Disabled campaigners have welcomed a new report urging East Dunbartonshire Council to halt its plans for a busy town centre junction.
The Herald reported last week that former Paralympian Lord Holmes, who is blind, has blasted “shared space” schemes as “dangerous and costly planning follies”.
After conducting an in-depth survey, he is calling for a moratorium on all schemes - weeks before work is due to being at Catherine Street junction in Kirkintilloch.
The council wants to remove traffic lights and safety barriers at the junction as part of its shared space plans.
Sandy Taylor, Chairman of East Dunbartonshire Visually Impaired Forum, which has been at the forefront of the campaign against the plans for Catherine Street, told the Herald the long-awaited report from Lord Holmes “highlighted all the factors EDVIP had been expressing to the council for many months.”
He said: “More than 3,500 local people signed our petition to stop the removal of controlled crossings and traffic lights in our town centre.
“They remembered the utter chaos, confusion and anxiety caused during the trial of the shared space scheme last summer. We at EDVIP will continue to campaign against this fatally flawed scheme, in the knowledge that we have the support of the vast majority of the public. The whole thing is utterly absurd and disable people are being put at risk.”

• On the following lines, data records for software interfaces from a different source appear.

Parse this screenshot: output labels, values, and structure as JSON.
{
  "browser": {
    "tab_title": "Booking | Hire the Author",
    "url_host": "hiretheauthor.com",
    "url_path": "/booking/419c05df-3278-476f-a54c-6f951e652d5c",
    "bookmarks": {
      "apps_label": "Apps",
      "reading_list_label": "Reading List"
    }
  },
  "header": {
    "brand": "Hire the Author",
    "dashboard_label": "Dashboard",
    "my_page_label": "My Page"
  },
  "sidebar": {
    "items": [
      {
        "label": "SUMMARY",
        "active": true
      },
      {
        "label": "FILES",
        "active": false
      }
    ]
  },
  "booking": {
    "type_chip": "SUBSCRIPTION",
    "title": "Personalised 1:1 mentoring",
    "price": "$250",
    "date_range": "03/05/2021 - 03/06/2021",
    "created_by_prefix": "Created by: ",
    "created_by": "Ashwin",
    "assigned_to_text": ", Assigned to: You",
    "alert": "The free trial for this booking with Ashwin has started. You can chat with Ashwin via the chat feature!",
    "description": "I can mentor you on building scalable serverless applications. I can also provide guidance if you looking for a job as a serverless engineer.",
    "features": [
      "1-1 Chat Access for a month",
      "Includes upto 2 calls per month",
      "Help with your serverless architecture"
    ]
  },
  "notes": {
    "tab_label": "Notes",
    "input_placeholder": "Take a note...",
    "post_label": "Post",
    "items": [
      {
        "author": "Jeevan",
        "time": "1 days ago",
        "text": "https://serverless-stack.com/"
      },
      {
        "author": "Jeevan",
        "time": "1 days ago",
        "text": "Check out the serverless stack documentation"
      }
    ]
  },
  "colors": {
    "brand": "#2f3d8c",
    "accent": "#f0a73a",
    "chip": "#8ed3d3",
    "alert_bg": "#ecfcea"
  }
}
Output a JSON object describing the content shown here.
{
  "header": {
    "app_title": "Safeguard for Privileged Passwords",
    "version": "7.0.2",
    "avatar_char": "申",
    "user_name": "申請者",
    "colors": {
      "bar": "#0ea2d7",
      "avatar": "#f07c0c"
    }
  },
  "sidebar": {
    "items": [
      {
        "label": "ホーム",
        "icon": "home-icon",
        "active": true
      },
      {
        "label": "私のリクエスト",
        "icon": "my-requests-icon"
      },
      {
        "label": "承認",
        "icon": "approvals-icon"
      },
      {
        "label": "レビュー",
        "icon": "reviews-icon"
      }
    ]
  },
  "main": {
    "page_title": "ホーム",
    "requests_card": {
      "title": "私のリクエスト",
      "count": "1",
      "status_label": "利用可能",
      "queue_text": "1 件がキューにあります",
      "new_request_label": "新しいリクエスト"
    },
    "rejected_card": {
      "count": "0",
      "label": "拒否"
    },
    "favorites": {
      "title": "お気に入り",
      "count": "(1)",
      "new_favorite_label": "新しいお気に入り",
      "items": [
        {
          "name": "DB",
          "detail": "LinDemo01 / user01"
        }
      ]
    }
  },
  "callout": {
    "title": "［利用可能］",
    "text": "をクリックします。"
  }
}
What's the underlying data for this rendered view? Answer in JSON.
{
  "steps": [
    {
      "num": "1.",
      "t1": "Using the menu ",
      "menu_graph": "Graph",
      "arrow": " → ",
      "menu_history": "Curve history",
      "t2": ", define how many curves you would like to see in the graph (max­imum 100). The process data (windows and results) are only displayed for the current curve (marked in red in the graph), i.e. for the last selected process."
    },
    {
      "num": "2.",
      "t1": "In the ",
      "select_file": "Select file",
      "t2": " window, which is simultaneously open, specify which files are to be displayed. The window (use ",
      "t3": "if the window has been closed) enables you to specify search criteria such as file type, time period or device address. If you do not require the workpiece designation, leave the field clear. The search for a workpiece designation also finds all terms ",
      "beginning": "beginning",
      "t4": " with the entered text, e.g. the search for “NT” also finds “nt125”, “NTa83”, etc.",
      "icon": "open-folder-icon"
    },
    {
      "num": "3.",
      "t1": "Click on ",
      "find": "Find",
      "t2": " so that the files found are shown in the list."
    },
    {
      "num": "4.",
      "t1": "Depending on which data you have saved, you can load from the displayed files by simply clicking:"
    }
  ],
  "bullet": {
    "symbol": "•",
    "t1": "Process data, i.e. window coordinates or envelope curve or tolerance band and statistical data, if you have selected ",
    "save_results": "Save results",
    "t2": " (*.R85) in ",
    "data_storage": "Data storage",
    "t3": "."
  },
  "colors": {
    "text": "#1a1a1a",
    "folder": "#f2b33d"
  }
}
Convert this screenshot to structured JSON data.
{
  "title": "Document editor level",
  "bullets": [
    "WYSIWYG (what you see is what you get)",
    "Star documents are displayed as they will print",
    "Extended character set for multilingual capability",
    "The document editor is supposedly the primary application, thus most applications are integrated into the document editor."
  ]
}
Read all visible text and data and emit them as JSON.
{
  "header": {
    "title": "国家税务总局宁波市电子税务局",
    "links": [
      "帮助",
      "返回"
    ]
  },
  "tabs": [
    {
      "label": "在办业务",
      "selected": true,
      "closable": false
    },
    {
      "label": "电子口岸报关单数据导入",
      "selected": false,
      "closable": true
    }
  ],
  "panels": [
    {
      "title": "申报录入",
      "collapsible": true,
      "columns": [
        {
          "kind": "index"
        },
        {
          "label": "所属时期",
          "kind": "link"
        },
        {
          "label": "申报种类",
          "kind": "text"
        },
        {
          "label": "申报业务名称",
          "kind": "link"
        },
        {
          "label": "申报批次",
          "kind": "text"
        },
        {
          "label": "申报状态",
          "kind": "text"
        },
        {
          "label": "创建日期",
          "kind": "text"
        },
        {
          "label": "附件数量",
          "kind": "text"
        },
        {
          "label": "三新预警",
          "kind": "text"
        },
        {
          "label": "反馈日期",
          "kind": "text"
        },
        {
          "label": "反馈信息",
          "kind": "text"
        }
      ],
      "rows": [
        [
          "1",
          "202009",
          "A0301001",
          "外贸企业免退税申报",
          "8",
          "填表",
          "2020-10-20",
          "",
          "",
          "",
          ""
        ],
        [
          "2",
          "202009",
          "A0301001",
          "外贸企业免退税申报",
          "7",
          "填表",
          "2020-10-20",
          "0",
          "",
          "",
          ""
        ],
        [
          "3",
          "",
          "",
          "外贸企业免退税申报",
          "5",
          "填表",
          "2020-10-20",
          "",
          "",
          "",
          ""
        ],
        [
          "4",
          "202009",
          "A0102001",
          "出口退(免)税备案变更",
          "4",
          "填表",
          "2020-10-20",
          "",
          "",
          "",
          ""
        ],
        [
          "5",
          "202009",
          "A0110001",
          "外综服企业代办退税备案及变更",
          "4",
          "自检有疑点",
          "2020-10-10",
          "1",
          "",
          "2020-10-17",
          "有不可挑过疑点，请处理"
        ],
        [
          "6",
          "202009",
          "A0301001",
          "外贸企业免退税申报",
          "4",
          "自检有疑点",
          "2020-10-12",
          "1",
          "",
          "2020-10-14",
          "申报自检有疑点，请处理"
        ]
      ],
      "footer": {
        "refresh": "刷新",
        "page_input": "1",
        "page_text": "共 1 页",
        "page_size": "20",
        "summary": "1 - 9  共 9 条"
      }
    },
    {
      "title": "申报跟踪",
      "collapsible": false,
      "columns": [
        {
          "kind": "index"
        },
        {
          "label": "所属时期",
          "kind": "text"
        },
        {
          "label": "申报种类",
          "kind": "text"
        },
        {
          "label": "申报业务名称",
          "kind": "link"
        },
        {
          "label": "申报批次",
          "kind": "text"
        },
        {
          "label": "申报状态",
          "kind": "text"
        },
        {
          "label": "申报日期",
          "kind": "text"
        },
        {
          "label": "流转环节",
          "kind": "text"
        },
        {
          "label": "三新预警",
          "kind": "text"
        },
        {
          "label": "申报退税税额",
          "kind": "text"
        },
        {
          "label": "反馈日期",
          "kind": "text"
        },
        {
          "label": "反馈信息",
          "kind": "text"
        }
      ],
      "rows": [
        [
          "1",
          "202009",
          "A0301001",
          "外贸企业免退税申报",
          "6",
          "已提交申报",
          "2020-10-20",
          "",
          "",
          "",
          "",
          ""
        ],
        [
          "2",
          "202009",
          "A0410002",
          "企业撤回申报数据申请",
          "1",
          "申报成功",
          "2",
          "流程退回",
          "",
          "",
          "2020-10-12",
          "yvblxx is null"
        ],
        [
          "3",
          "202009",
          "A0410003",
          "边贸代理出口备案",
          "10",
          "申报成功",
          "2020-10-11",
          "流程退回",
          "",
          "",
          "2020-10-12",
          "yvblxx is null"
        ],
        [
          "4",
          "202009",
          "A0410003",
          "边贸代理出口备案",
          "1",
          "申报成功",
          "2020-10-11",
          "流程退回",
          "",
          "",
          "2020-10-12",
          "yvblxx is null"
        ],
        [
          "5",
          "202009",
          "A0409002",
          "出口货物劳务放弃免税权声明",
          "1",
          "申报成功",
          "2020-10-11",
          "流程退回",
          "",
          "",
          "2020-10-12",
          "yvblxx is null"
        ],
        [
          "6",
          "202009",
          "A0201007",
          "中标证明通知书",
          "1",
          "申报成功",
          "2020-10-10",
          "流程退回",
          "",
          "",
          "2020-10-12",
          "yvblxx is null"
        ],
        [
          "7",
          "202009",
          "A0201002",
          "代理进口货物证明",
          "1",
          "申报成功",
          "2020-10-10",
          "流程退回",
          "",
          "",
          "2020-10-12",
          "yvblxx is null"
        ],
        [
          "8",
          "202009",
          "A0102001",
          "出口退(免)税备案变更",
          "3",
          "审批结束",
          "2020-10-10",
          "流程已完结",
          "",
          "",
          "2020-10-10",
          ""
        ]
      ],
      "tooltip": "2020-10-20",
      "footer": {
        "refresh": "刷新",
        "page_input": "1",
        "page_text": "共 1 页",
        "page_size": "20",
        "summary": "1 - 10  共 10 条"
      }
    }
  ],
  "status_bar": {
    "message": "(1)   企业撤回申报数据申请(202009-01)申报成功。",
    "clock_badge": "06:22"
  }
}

The council’s director of development and regeneration, Thomas Glen, said: “We have already amended some of our plans in response to community feedback and we have established an Equality Design Forum which is attended by all interested local groups as well organisations such as Guide Dogs UK and Deaf Blind Scotland, and other council officers such as the council’s equality policy adviser and sensory impairment officer.
“A future Equality Design Forum is planned and will continue to help positively shape the proposals for the Cowgate.”
After hundreds of people protested outside council HQ in April this year, the council put forward last-minute safety concessions in the form of pelican crossings at Catherine Street and Kerr Street.
But this week it was unclear whether the council plans to retain the crossings permanently.
Mr Glen refused to confirm or deny this and would only say: “The additional crossings at Catherine Street and Kerr Street will be monitored following the implementation of the shared space scheme.”